Bankrupt Sri Lanka’s 22 million people, already battling rampant food inflation and severe fuel and medicine shortages, are set for yet more misery as progress falters on a US$2.9 billion International Monetary Fund bailout.
Colombo reached an agreement with the IMF in September, subject to conditions such as tax reforms and changes to the way electricity is priced, to inject life back into an economy suffering its worst-ever crisis since independence and reeling from this year’s historic default.
But the package is still awaiting IMF board approval as Sri Lanka needs financing assurances from its three biggest bilateral creditors. China holds the largest slice of the island country’s external government debt, with 19.6 per cent of US$37.6 billion as of the end of last year, followed by Japan with 9 per cent and India with 2 per cent.
A self-imposed December deadline for receiving approval from the IMF on releasing the bailout funds has now been pushed back to next year, according to the governor of Sri Lanka’s central bank.
Meanwhile, the economy shrank by an eye-watering 11.8 per cent in the third quarter, official figures showed – its worst contraction ever bar the 16.4 per cent recorded at the height of the pandemic in the second quarter of 2020. The industrial sector, meanwhile, shrank 21.2 per cent.
Import-reliant industries such as construction had been forced to reduce activity, said Thilina Panduwawala, head of economic research at the Colombo-based Frontier Research consultancy, who noted that Sri Lanka’s shortage of foreign exchange reserves necessitated a drop in imports that “makes things harder at the ground level”.
But suspending external debt payments did have a positive impact on the country’s balance of payments, he said.
One managerial-level employee of a manufacturing company, who asked not to be named, said firms often found themselves competing with each other for whatever foreign currency they could get from the country’s major banks amid the liquidity crisis.
“Some companies are already struggling to survive because they cannot import adequate volumes of raw materials needed for manufacturing,” he said.

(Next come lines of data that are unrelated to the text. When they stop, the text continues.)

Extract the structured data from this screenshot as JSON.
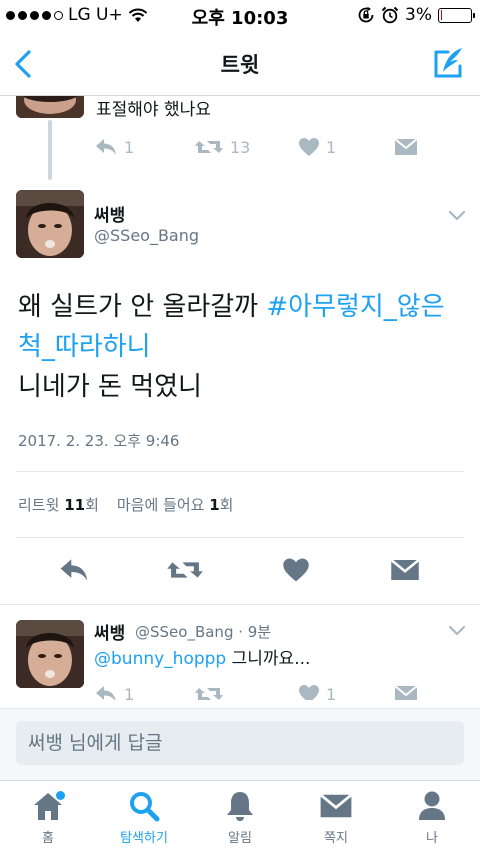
{
  "status_bar": {
    "carrier": "LG U+",
    "time": "오후 10:03",
    "battery": "3%",
    "battery_level": 0.03,
    "battery_color": "#d0021b"
  },
  "nav": {
    "title": "트윗",
    "accent_color": "#1da1f2"
  },
  "parent_tweet": {
    "text": "표절해야 했나요",
    "reply_count": "1",
    "retweet_count": "13",
    "like_count": "1"
  },
  "main_tweet": {
    "name": "써뱅",
    "handle": "@SSeo_Bang",
    "text_before": "왜 실트가 안 올라갈까 ",
    "hashtag": "#아무렇지_않은척_따라하니",
    "text_after": "니네가 돈 먹였니",
    "timestamp": "2017. 2. 23. 오후 9:46",
    "retweet_label": "리트윗",
    "retweet_value": "11",
    "retweet_unit": "회",
    "like_label": "마음에 들어요",
    "like_value": "1",
    "like_unit": "회"
  },
  "reply_tweet": {
    "name": "써뱅",
    "handle_time": "@SSeo_Bang · 9분",
    "mention": "@bunny_hoppp",
    "text": " 그니까요...",
    "reply_count": "1",
    "like_count": "1"
  },
  "composer": {
    "placeholder": "써뱅 님에게 답글"
  },
  "tabbar": {
    "tabs": [
      {
        "label": "홈",
        "icon": "home-icon"
      },
      {
        "label": "탐색하기",
        "icon": "search-icon"
      },
      {
        "label": "알림",
        "icon": "bell-icon"
      },
      {
        "label": "쪽지",
        "icon": "envelope-icon"
      },
      {
        "label": "나",
        "icon": "person-icon"
      }
    ],
    "active_tab": "탐색하기"
  }
}
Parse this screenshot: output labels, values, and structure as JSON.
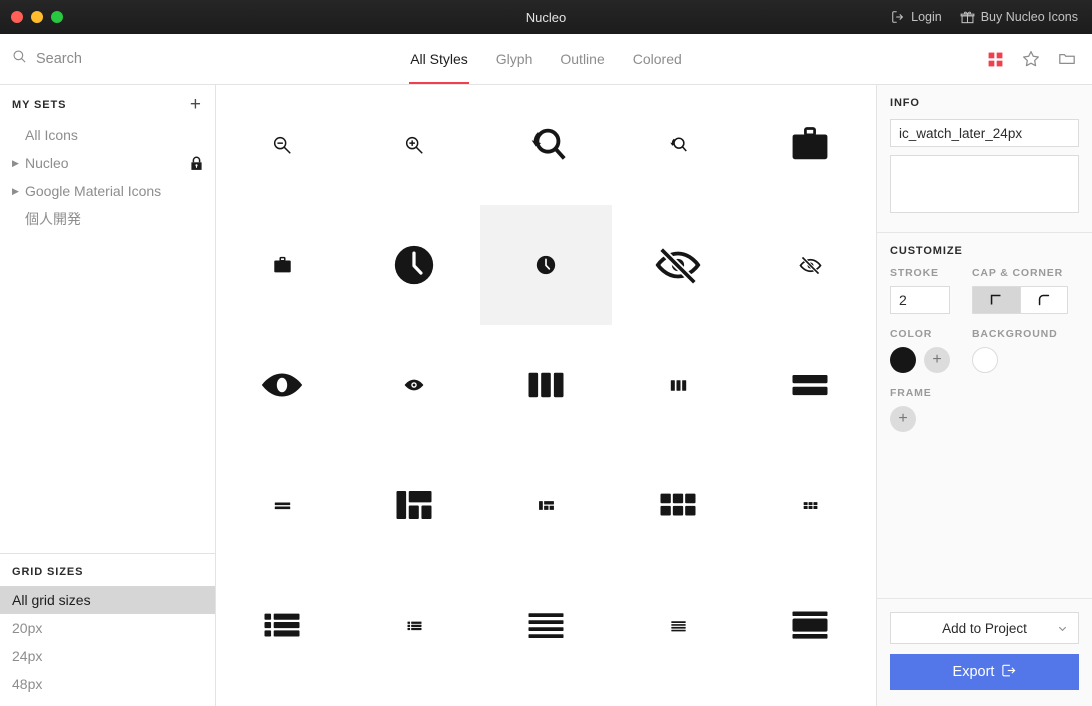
{
  "window": {
    "title": "Nucleo",
    "traffic_lights": [
      "close",
      "minimize",
      "maximize"
    ],
    "login_label": "Login",
    "buy_label": "Buy Nucleo Icons"
  },
  "search": {
    "placeholder": "Search",
    "value": ""
  },
  "tabs": [
    {
      "label": "All Styles",
      "active": true
    },
    {
      "label": "Glyph",
      "active": false
    },
    {
      "label": "Outline",
      "active": false
    },
    {
      "label": "Colored",
      "active": false
    }
  ],
  "top_icons": [
    {
      "name": "grid-view-icon",
      "active": true,
      "color": "#f0404d"
    },
    {
      "name": "star-icon",
      "active": false,
      "color": "#8d8d8d"
    },
    {
      "name": "folder-icon",
      "active": false,
      "color": "#8d8d8d"
    }
  ],
  "sidebar": {
    "my_sets_title": "MY SETS",
    "add_label": "+",
    "items": [
      {
        "label": "All Icons",
        "expandable": false,
        "locked": false
      },
      {
        "label": "Nucleo",
        "expandable": true,
        "locked": true
      },
      {
        "label": "Google Material Icons",
        "expandable": true,
        "locked": false
      },
      {
        "label": "個人開発",
        "expandable": false,
        "locked": false
      }
    ],
    "grid_sizes_title": "GRID SIZES",
    "grid_sizes": [
      {
        "label": "All grid sizes",
        "selected": true
      },
      {
        "label": "20px",
        "selected": false
      },
      {
        "label": "24px",
        "selected": false
      },
      {
        "label": "48px",
        "selected": false
      }
    ]
  },
  "icon_grid": {
    "columns": 5,
    "icons": [
      {
        "name": "zoom-out-icon",
        "selected": false
      },
      {
        "name": "zoom-in-icon",
        "selected": false
      },
      {
        "name": "zoom-reset-large-icon",
        "selected": false
      },
      {
        "name": "zoom-reset-small-icon",
        "selected": false
      },
      {
        "name": "briefcase-large-icon",
        "selected": false
      },
      {
        "name": "briefcase-small-icon",
        "selected": false
      },
      {
        "name": "clock-large-icon",
        "selected": false
      },
      {
        "name": "clock-small-icon",
        "selected": true
      },
      {
        "name": "eye-off-large-icon",
        "selected": false
      },
      {
        "name": "eye-off-small-icon",
        "selected": false
      },
      {
        "name": "eye-large-icon",
        "selected": false
      },
      {
        "name": "eye-small-icon",
        "selected": false
      },
      {
        "name": "columns-three-large-icon",
        "selected": false
      },
      {
        "name": "columns-three-small-icon",
        "selected": false
      },
      {
        "name": "rows-two-large-icon",
        "selected": false
      },
      {
        "name": "rows-two-small-icon",
        "selected": false
      },
      {
        "name": "dashboard-layout-large-icon",
        "selected": false
      },
      {
        "name": "dashboard-layout-small-icon",
        "selected": false
      },
      {
        "name": "grid-six-large-icon",
        "selected": false
      },
      {
        "name": "grid-six-small-icon",
        "selected": false
      },
      {
        "name": "list-bulleted-large-icon",
        "selected": false
      },
      {
        "name": "list-bulleted-small-icon",
        "selected": false
      },
      {
        "name": "menu-lines-large-icon",
        "selected": false
      },
      {
        "name": "menu-lines-small-icon",
        "selected": false
      },
      {
        "name": "layout-header-footer-icon",
        "selected": false
      }
    ]
  },
  "info": {
    "title": "INFO",
    "name_value": "ic_watch_later_24px",
    "name_placeholder": "",
    "tags_value": "",
    "tags_placeholder": ""
  },
  "customize": {
    "title": "CUSTOMIZE",
    "stroke_label": "STROKE",
    "stroke_value": "2",
    "cap_corner_label": "CAP & CORNER",
    "cap_options": [
      {
        "name": "sharp-corner-icon",
        "selected": true
      },
      {
        "name": "round-corner-icon",
        "selected": false
      }
    ],
    "color_label": "COLOR",
    "color_value": "#161616",
    "color_add_label": "+",
    "background_label": "BACKGROUND",
    "background_value": "#ffffff",
    "frame_label": "FRAME",
    "frame_add_label": "+"
  },
  "footer": {
    "add_to_project_label": "Add to Project",
    "export_label": "Export",
    "export_accent": "#5377e8"
  }
}
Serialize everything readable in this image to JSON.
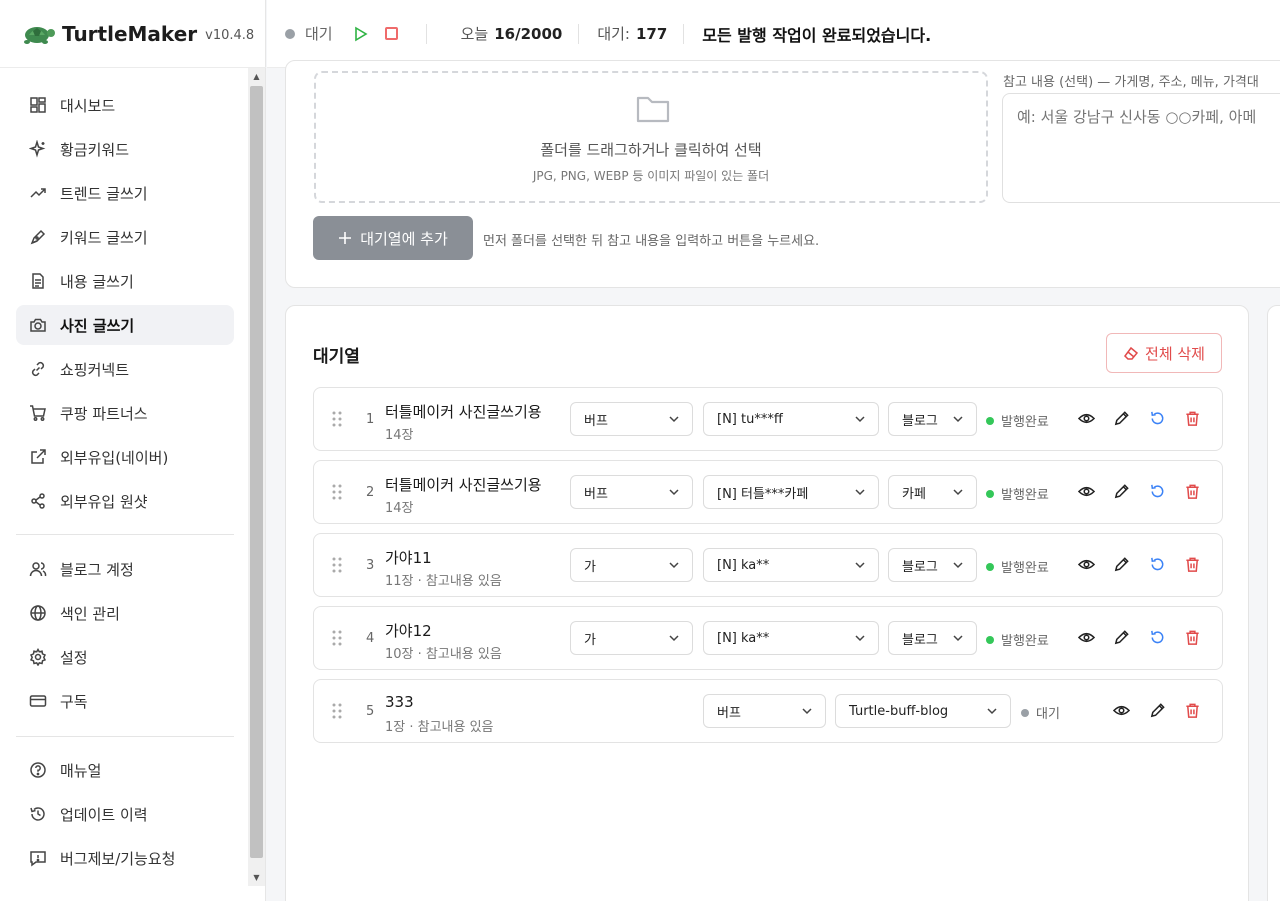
{
  "brand": {
    "name": "TurtleMaker",
    "version": "v10.4.8"
  },
  "nav": {
    "items": [
      {
        "label": "대시보드",
        "icon": "dashboard-icon"
      },
      {
        "label": "황금키워드",
        "icon": "sparkle-icon"
      },
      {
        "label": "트렌드 글쓰기",
        "icon": "trend-icon"
      },
      {
        "label": "키워드 글쓰기",
        "icon": "pen-icon"
      },
      {
        "label": "내용 글쓰기",
        "icon": "document-icon"
      },
      {
        "label": "사진 글쓰기",
        "icon": "camera-icon",
        "active": true
      },
      {
        "label": "쇼핑커넥트",
        "icon": "link-icon"
      },
      {
        "label": "쿠팡 파트너스",
        "icon": "cart-icon"
      },
      {
        "label": "외부유입(네이버)",
        "icon": "external-link-icon"
      },
      {
        "label": "외부유입 원샷",
        "icon": "share-icon"
      },
      {
        "label": "블로그 계정",
        "icon": "users-icon"
      },
      {
        "label": "색인 관리",
        "icon": "globe-icon"
      },
      {
        "label": "설정",
        "icon": "gear-icon"
      },
      {
        "label": "구독",
        "icon": "card-icon"
      },
      {
        "label": "매뉴얼",
        "icon": "help-icon"
      },
      {
        "label": "업데이트 이력",
        "icon": "history-icon"
      },
      {
        "label": "버그제보/기능요청",
        "icon": "feedback-icon"
      }
    ]
  },
  "topbar": {
    "status": "대기",
    "today_label": "오늘",
    "today_value": "16/2000",
    "wait_label": "대기:",
    "wait_value": "177",
    "message": "모든 발행 작업이 완료되었습니다."
  },
  "upload": {
    "dropzone_title": "폴더를 드래그하거나 클릭하여 선택",
    "dropzone_sub": "JPG, PNG, WEBP 등 이미지 파일이 있는 폴더",
    "ref_label": "참고 내용 (선택) — 가게명, 주소, 메뉴, 가격대",
    "ref_placeholder": "예: 서울 강남구 신사동 ○○카페, 아메",
    "add_button": "대기열에 추가",
    "add_hint": "먼저 폴더를 선택한 뒤 참고 내용을 입력하고 버튼을 누르세요."
  },
  "queue": {
    "title": "대기열",
    "clear_button": "전체 삭제",
    "rows": [
      {
        "index": "1",
        "title": "터틀메이커 사진글쓰기용",
        "sub": "14장",
        "style": "버프",
        "account": "[N] tu***ff",
        "type": "블로그",
        "status": "발행완료",
        "done": true
      },
      {
        "index": "2",
        "title": "터틀메이커 사진글쓰기용",
        "sub": "14장",
        "style": "버프",
        "account": "[N] 터틀***카페",
        "type": "카페",
        "status": "발행완료",
        "done": true
      },
      {
        "index": "3",
        "title": "가야11",
        "sub": "11장 · 참고내용 있음",
        "style": "가",
        "account": "[N] ka**",
        "type": "블로그",
        "status": "발행완료",
        "done": true
      },
      {
        "index": "4",
        "title": "가야12",
        "sub": "10장 · 참고내용 있음",
        "style": "가",
        "account": "[N] ka**",
        "type": "블로그",
        "status": "발행완료",
        "done": true
      },
      {
        "index": "5",
        "title": "333",
        "sub": "1장 · 참고내용 있음",
        "style": "버프",
        "account": "Turtle-buff-blog",
        "status": "대기",
        "done": false
      }
    ]
  },
  "colors": {
    "done": "#34c759",
    "pending": "#9aa0a6",
    "danger": "#e14b4b",
    "play": "#2fb344",
    "retry": "#3b82f6"
  }
}
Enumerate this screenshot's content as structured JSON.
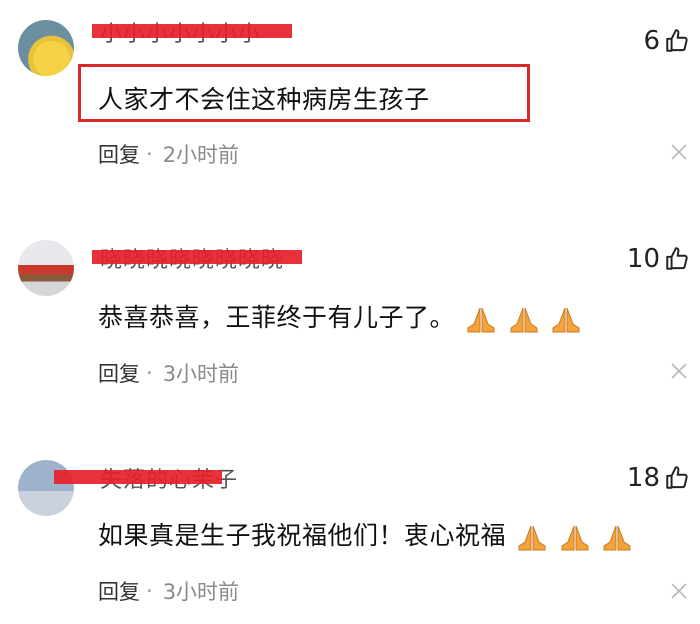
{
  "comments": [
    {
      "username": "小小小小小小小",
      "likes": "6",
      "text": "人家才不会住这种病房生孩子",
      "reply": "回复",
      "dot": "·",
      "time": "2小时前",
      "highlighted": true
    },
    {
      "username": "晓晓晓晓晓晓晓晓",
      "likes": "10",
      "text": "恭喜恭喜，王菲终于有儿子了。",
      "emoji_count": 3,
      "reply": "回复",
      "dot": "·",
      "time": "3小时前"
    },
    {
      "username": "失落的心茉子",
      "likes": "18",
      "text": "如果真是生子我祝福他们！衷心祝福",
      "emoji_count": 3,
      "reply": "回复",
      "dot": "·",
      "time": "3小时前"
    }
  ],
  "icons": {
    "like": "thumbs-up-icon",
    "close": "close-icon",
    "emoji": "folded-hands-emoji"
  },
  "colors": {
    "redaction": "#e6202a",
    "highlight_border": "#d8282a"
  }
}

K. A. Shanika Nirmali and her family have been forced to tighten their belts after the charitable community kitchens near their home in the Rajagiriya suburb of Colombo shut up shop until January amid the ongoing crisis.
“Now we eat one meal per day,” said the 20-year-old, who like her husband works for a daily wage.
High inflation, rising food insecurity
More than one-third of families in Sri Lanka – 36 per cent – are now food insecure, according to a World Food Programme situation report published this month, which also found that eight out of 10 families had been forced to sell off their assets to cope.
Inflation as of November-end was running at a red-hot 61 per cent, though that year-on-year figure is slightly down from the 69.8 per cent reported in September. Food inflation is worse, hitting 94.9 per cent earlier in the year before slowing to 73.7 per cent last month.
Central bank governor Nandalal Weerasinghe told local media last week that the IMF package was held up as negotiations on receiving assurances from Beijing had gone slower than expected, mostly due to China’s internal factors such as its recently eased zero-Covid policy.
We are hoping to obtain financing assurance from China within a short period, and then proceed to the IMF three to four weeks after that
“We are hoping to obtain financing assurance from China within a short period, and then proceed to the IMF three to four weeks after that,” he said.
He told reporters that short-term economic pain would be needed to secure long-term stability, adding that the central bank “cannot implement only popular policies” it also has to “implement right [fiscally sound] policies independently”.
Even once the US$2.9 billion in financing is released by the IMF, Sri Lanka will not be out of the woods.
That amount will scarcely cover the island’s country fuel bill, which ranges from US$230 million to US$500 million per month – though IMF approval on the bailout would be a signal to other creditors to offer more financing, said Kasun Thilina Kariyawasam, an independent macroeconomist based in Sweden.
He said it was “standard practice” for countries not to be offered refinancing by their creditors until after they had finished negotiations with the IMF because of the unknown effects of any conditions the global lender-of-last-resort might impose.
Looming difficulties include figuring out fuel financing and restructuring debt held by the country’s banking system, known as internal debt, he said.
As much as US$5 billion could be on its way to Sri Lanka in the new year as part of a coordinated assistance programme supported by the World Bank, Asian Development Bank, Asian Infrastructure Investment Bank, IMF and others.
But the more time it takes to get approval on Sri Lanka’s initial IMF bailout, the more prolonged the economic recovery will be, Kariyawasam said.